__Assignment__: The data below calls for an exact copy.

[Opening Extracted data section]

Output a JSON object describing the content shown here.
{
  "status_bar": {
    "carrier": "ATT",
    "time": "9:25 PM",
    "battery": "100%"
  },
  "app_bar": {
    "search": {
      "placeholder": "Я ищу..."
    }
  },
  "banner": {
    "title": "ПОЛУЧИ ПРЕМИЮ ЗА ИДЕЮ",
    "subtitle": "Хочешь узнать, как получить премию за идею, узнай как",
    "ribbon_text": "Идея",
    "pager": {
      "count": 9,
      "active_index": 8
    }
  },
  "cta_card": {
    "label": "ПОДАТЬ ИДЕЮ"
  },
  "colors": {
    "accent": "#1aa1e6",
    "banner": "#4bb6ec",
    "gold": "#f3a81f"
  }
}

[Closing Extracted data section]

__Written solution__:
Output a JSON object describing the content shown here.
{
  "status_bar": {
    "carrier": "ATT",
    "time": "9:25 PM",
    "battery": "100%"
  },
  "app_bar": {
    "search": {
      "placeholder": "Я ищу..."
    }
  },
  "banner": {
    "title": "ПОЛУЧИ ПРЕМИЮ ЗА ИДЕЮ",
    "subtitle": "Хочешь узнать, как получить премию за идею, узнай как",
    "ribbon_text": "Идея",
    "pager": {
      "count": 9,
      "active_index": 8
    }
  },
  "cta_card": {
    "label": "ПОДАТЬ ИДЕЮ"
  },
  "colors": {
    "accent": "#1aa1e6",
    "banner": "#4bb6ec",
    "gold": "#f3a81f"
  }
}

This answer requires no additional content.